Raghu Dixit loves Horlicks, swears by Indian food, and is always game to pose with fans for photos. Looking at his infectious energy, it is no surprise why his songs lean more toward the happy, sunshine-y mood. “I am generally a happy person. I am sad only when I don’t get good food,” jests Dixit during the course of this conversation.
The positive state of mind, the musician agrees, is the inspiration behind his songs too. “I want to be an ambassador of happiness,” he categorically states before adding, “As a band, we always focus on the messages behind the songs and most times, it is about telling people to be happy the way they are; and in being alive. The idea is to make audiences feel good and leave them with a positive frame of mind.” That factor Dixit reasons might also be why he is extremely loved by the western audiences, the English in particular.
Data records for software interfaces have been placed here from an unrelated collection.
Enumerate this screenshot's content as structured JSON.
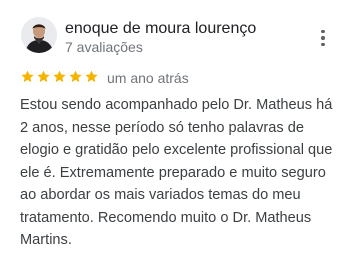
{
  "review": {
    "reviewer_name": "enoque de moura lourenço",
    "review_count": "7 avaliações",
    "rating": 5,
    "date": "um ano atrás",
    "text": "Estou sendo acompanhado pelo Dr. Matheus há 2 anos, nesse período só tenho palavras de elogio e gratidão pelo excelente profissional que ele é. Extremamente preparado e muito seguro ao abordar os mais variados temas do meu tratamento. Recomendo muito o Dr. Matheus Martins.",
    "more_icon": "more-vert-icon",
    "star_icon": "star-icon"
  },
  "colors": {
    "star": "#f4b400",
    "secondary_text": "#70757a",
    "body_text": "#3c4043"
  }
}
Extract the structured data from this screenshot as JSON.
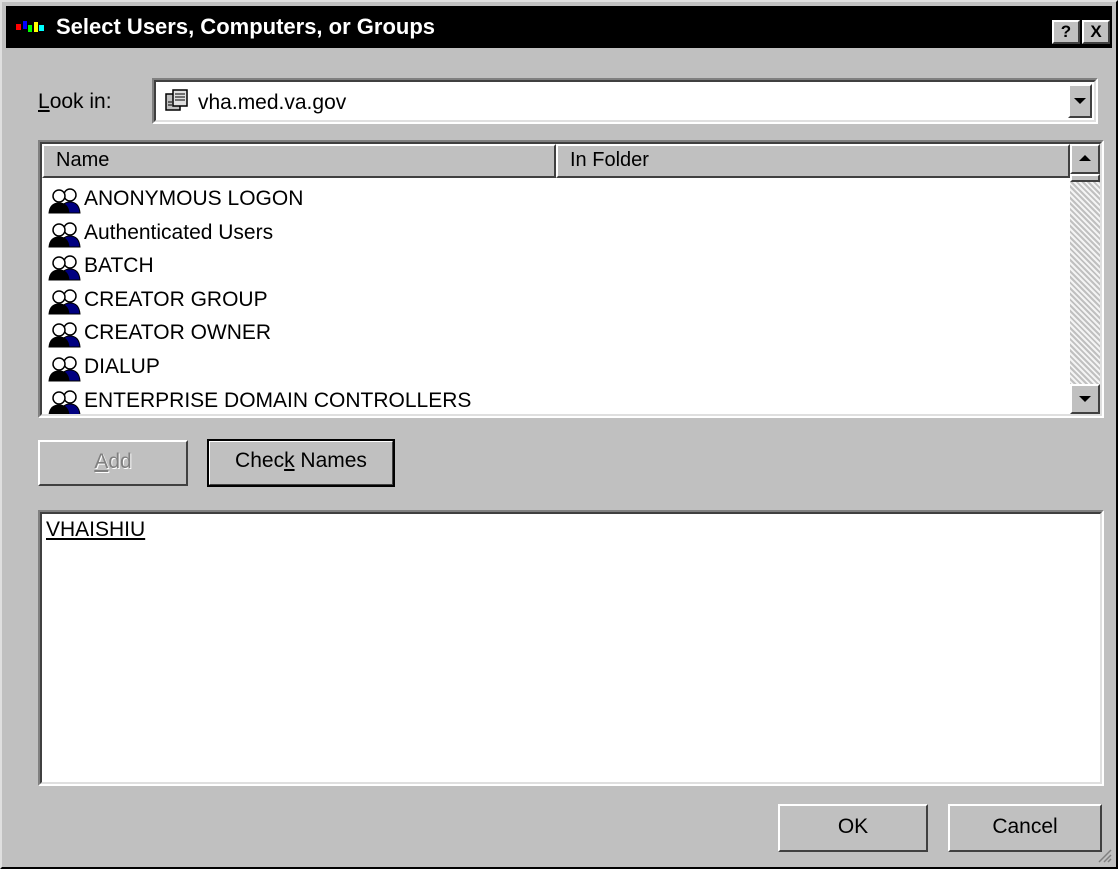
{
  "window": {
    "title": "Select Users, Computers, or Groups",
    "help_label": "?",
    "close_label": "X"
  },
  "lookin": {
    "label_prefix": "",
    "label_hotkey": "L",
    "label_suffix": "ook in:",
    "value": "vha.med.va.gov"
  },
  "list": {
    "columns": [
      "Name",
      "In Folder"
    ],
    "items": [
      "ANONYMOUS LOGON",
      "Authenticated Users",
      "BATCH",
      "CREATOR GROUP",
      "CREATOR OWNER",
      "DIALUP",
      "ENTERPRISE DOMAIN CONTROLLERS"
    ]
  },
  "buttons": {
    "add_hotkey": "A",
    "add_rest": "dd",
    "check_prefix": "Chec",
    "check_hotkey": "k",
    "check_suffix": " Names",
    "ok": "OK",
    "cancel": "Cancel"
  },
  "selected_names": "VHAISHIU",
  "colors": {
    "titlebar": "#000000",
    "dialog_bg": "#c0c0c0",
    "field_bg": "#ffffff",
    "disabled_text": "#808080"
  },
  "icons": {
    "app": "app-icon",
    "domain": "domain-icon",
    "group": "group-icon"
  }
}
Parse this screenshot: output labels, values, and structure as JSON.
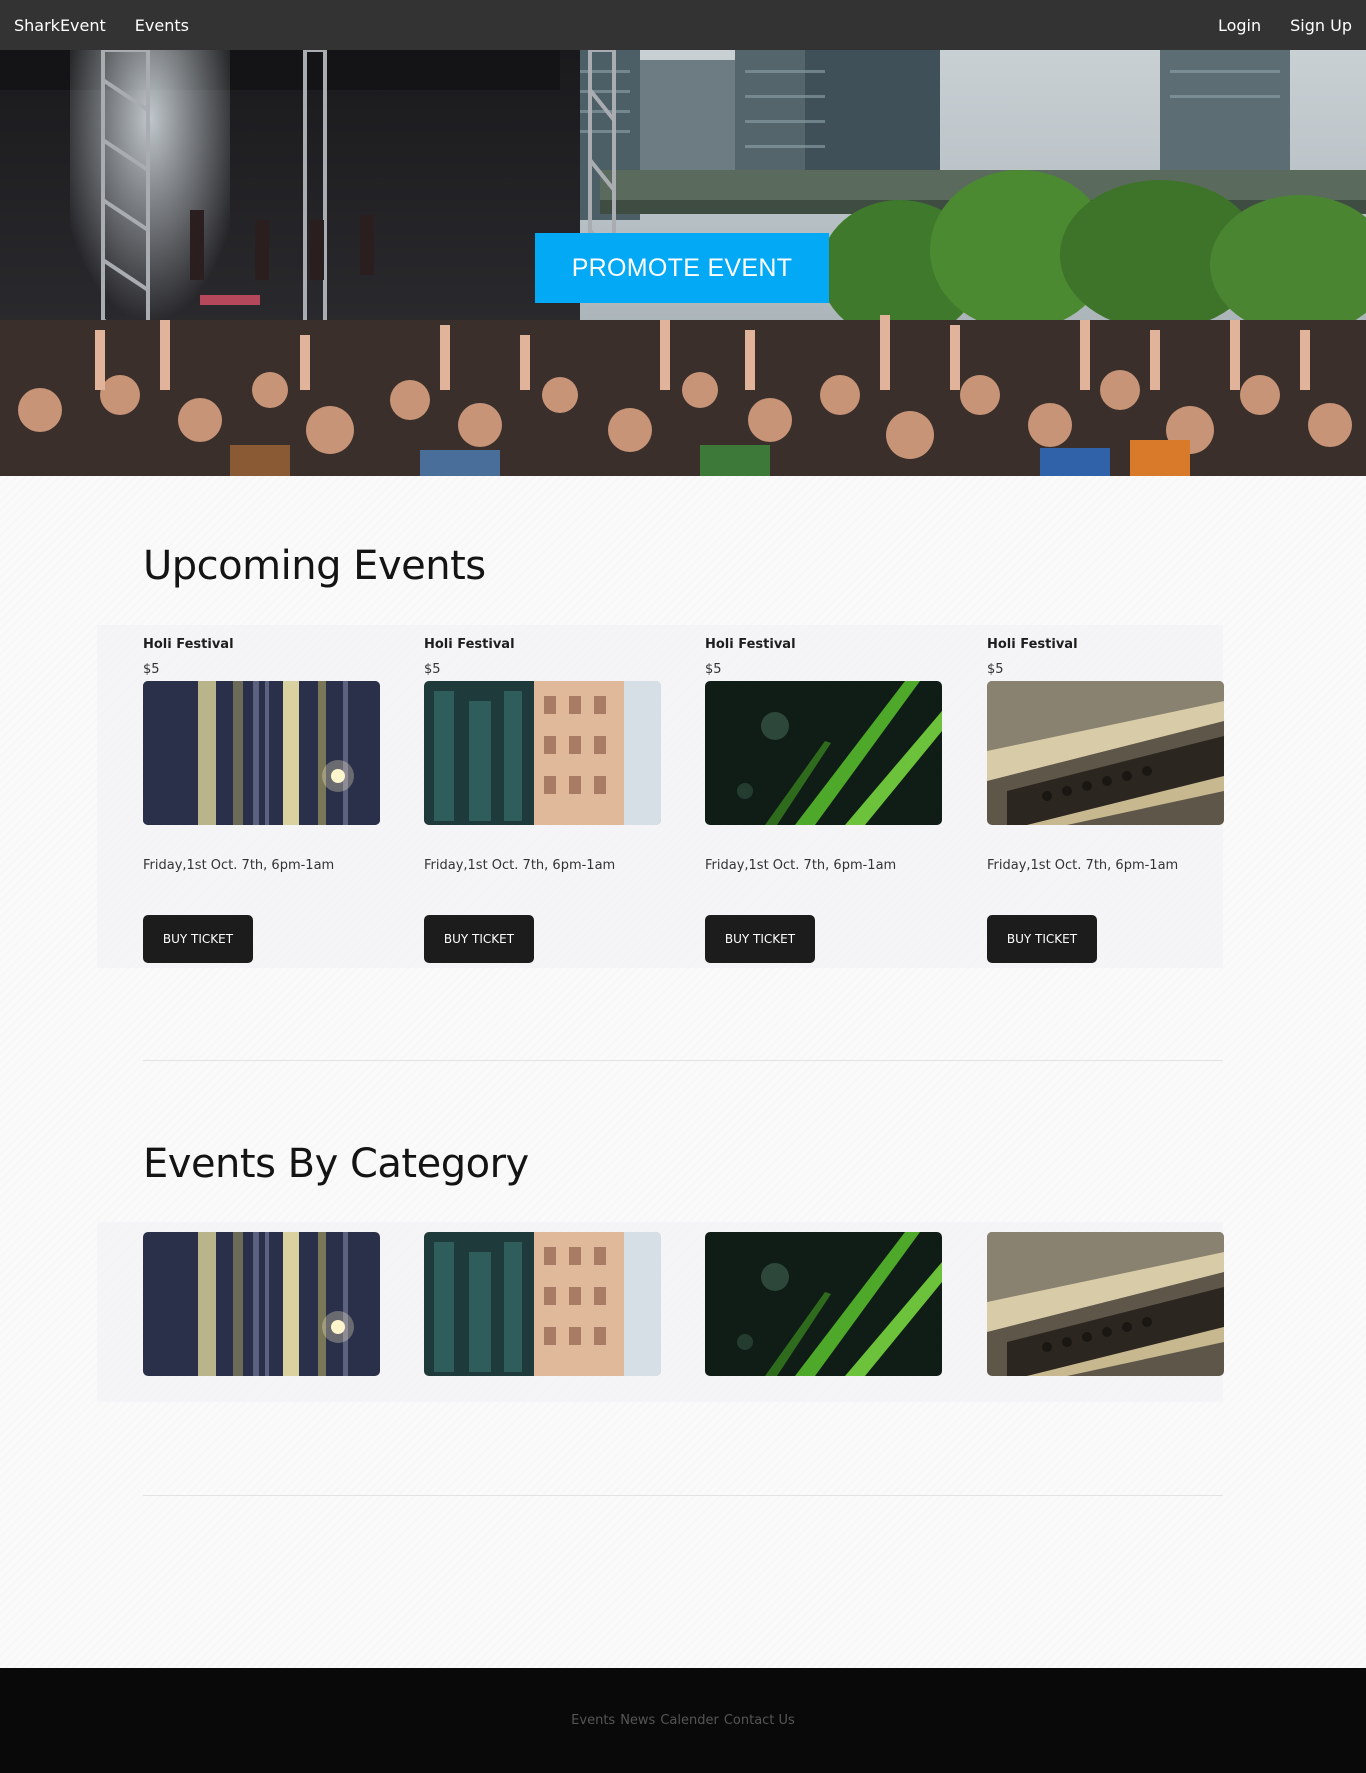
{
  "navbar": {
    "brand": "SharkEvent",
    "events": "Events",
    "login": "Login",
    "signup": "Sign Up"
  },
  "hero": {
    "promote_label": "PROMOTE EVENT",
    "accent_color": "#03a9f4"
  },
  "upcoming": {
    "title": "Upcoming Events",
    "events": [
      {
        "title": "Holi Festival",
        "price": "$5",
        "date": "Friday,1st Oct. 7th, 6pm-1am",
        "button": "BUY TICKET"
      },
      {
        "title": "Holi Festival",
        "price": "$5",
        "date": "Friday,1st Oct. 7th, 6pm-1am",
        "button": "BUY TICKET"
      },
      {
        "title": "Holi Festival",
        "price": "$5",
        "date": "Friday,1st Oct. 7th, 6pm-1am",
        "button": "BUY TICKET"
      },
      {
        "title": "Holi Festival",
        "price": "$5",
        "date": "Friday,1st Oct. 7th, 6pm-1am",
        "button": "BUY TICKET"
      }
    ]
  },
  "categories": {
    "title": "Events By Category"
  },
  "footer": {
    "links": [
      "Events",
      "News",
      "Calender",
      "Contact Us"
    ]
  }
}
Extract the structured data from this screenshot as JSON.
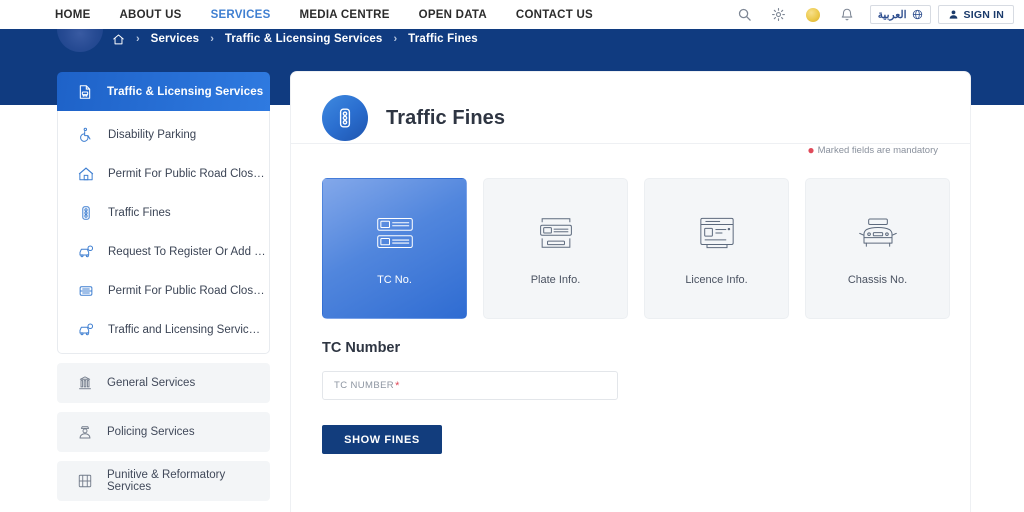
{
  "topnav": {
    "links": [
      {
        "label": "HOME",
        "active": false
      },
      {
        "label": "ABOUT US",
        "active": false
      },
      {
        "label": "SERVICES",
        "active": true
      },
      {
        "label": "MEDIA CENTRE",
        "active": false
      },
      {
        "label": "OPEN DATA",
        "active": false
      },
      {
        "label": "CONTACT US",
        "active": false
      }
    ],
    "search_icon": "search-icon",
    "settings_icon": "gear-icon",
    "accessibility_icon": "gold-circle-icon",
    "notifications_icon": "bell-icon",
    "language_label": "العربية",
    "language_icon": "globe-icon",
    "signin_label": "SIGN IN",
    "signin_icon": "user-icon"
  },
  "breadcrumb": {
    "home_icon": "home-icon",
    "separator": "›",
    "items": [
      {
        "label": "Services"
      },
      {
        "label": "Traffic & Licensing Services"
      },
      {
        "label": "Traffic Fines"
      }
    ]
  },
  "sidebar": {
    "active": {
      "label": "Traffic & Licensing Services",
      "icon": "document-vehicle-icon"
    },
    "items": [
      {
        "label": "Disability Parking",
        "icon": "wheelchair-icon"
      },
      {
        "label": "Permit For Public Road Closing",
        "icon": "tent-icon"
      },
      {
        "label": "Traffic Fines",
        "icon": "traffic-light-icon"
      },
      {
        "label": "Request To Register Or Add Ve...",
        "icon": "vehicle-register-icon"
      },
      {
        "label": "Permit For Public Road Closing ...",
        "icon": "road-closing-icon"
      },
      {
        "label": "Traffic and Licensing Services P...",
        "icon": "vehicle-register-icon"
      }
    ],
    "groups": [
      {
        "label": "General Services",
        "icon": "building-icon"
      },
      {
        "label": "Policing Services",
        "icon": "officer-icon"
      },
      {
        "label": "Punitive & Reformatory Services",
        "icon": "jail-icon"
      }
    ]
  },
  "main": {
    "title": "Traffic Fines",
    "title_icon": "traffic-light-icon",
    "mandatory_note": "Marked fields are mandatory",
    "mandatory_marker": "●",
    "tabs": [
      {
        "label": "TC No.",
        "icon": "double-plate-icon",
        "selected": true
      },
      {
        "label": "Plate Info.",
        "icon": "plate-info-icon",
        "selected": false
      },
      {
        "label": "Licence Info.",
        "icon": "licence-card-icon",
        "selected": false
      },
      {
        "label": "Chassis No.",
        "icon": "car-front-icon",
        "selected": false
      }
    ],
    "form": {
      "label": "TC Number",
      "input_placeholder": "TC NUMBER",
      "input_value": "",
      "required_marker": "*",
      "submit_label": "SHOW FINES"
    }
  },
  "colors": {
    "banner_blue": "#103b80",
    "accent_blue": "#2f7ae0",
    "button_blue": "#123d7d",
    "nav_active": "#3f7fd1",
    "required_red": "#e04a5a",
    "gold": "#ecc94b"
  }
}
Of musical friendships
But first things first: His album Jag Changa had quite the impressive launch during the recent NH7 Weekender concert in the city. “It was my dream to launch the album the way we did,” exults Dixit about the extravagant show that had spectacular performances by dancers from Nrutarutya, hand shadow puppeteers, Dollu Kunitha performers and more. “It was an expensive affair but this was exactly what I wanted, and I don’t think we will be able to repeat such a show,” he says with obvious joy.
Incidentally, it has taken Dixit almost six years, since his eponymously-titled first album, to get Jag Changa out. “I recorded the album across the years,” Dixit reasons about the album that is, in essence, a musical retelling of the band’s travels around the world. “Every song in the album has been experience- driven, and has come out of the various, mostly accidental friendships I struck with musicians from around the world,” he says before recounting the serendipitous meetings, particularly the one with banjo player Abigail Washburn.
Reminisces Raghu, “I met Abigail Washburn during the Queen of England’s diamond jubilee celebrations where we were invited to perform. I remember we were all in this huge hall in the palace and besides me, the only other person in the room who was happily flitting about was Abigail. I remember thinking that finally here was someone who was as mad as me. Later, when we got talking she said that she had a strong connection with India and that’s when I learnt that she was Béla Fleck’s wife.” As it turned out, Dixit eventually managed to record Abigail playing the hammerclaw banjo for two of the songs in the album, namely: Jag Changa and Lokada Kalaji, during his band’s tour to Nashville, America, where she’s based.
Networking with the fans
With the album out now, Dixit chooses to reveal the marketing strategy he’s planned for the album. Quite simply, it involves getting his fans to form street teams to sell the copies to interested buyers. Elaborating more on the concept, Dixit says, “In Bangalore, for instance, we have 16 people who act like ‘hubs’ for the band. They have stocks of our CDs, and as and when orders come in, they deliver the copies to customers across the city.” The money collected from the sales, he informs, is transferred back to the band. The surprising fact to note then is the fact that the volunteers do the job for free.“People who like our music are willingly ready to be our brand ambassadors,” he states before reiterating that such ingenious measures are the need of the day for bands looking to sell their albums sans middlemen.
Yet, while involving fans so closely in his music projects might seem like a cool strategy, it is also true that Dixit’s worked hard on nurturing this fan base. Like he says, “The social networking media might have made the task of connecting with people easier but it also takes a lot of hard work to maintain it.” Explaining further he says, “Before the launch of Jag Changa, I personally sat and wrote to every fan on my Twitter, Facebook accounts asking them to listen to the songs on SoundCloud and to buy the CD only if they liked what they’d heard. It took me almost three days with bare minimum sleep to do that. So, it sure is a lot of hard work.” But then, its work that Dixit doesn’t really mind, even if it means posing for just one more photo with a fan while having lunch or waiting for an auto. “Besides my friends and family, it’s the fans who constantly keep us buoyed up, so this is the least I can do for them,” he warmly concludes.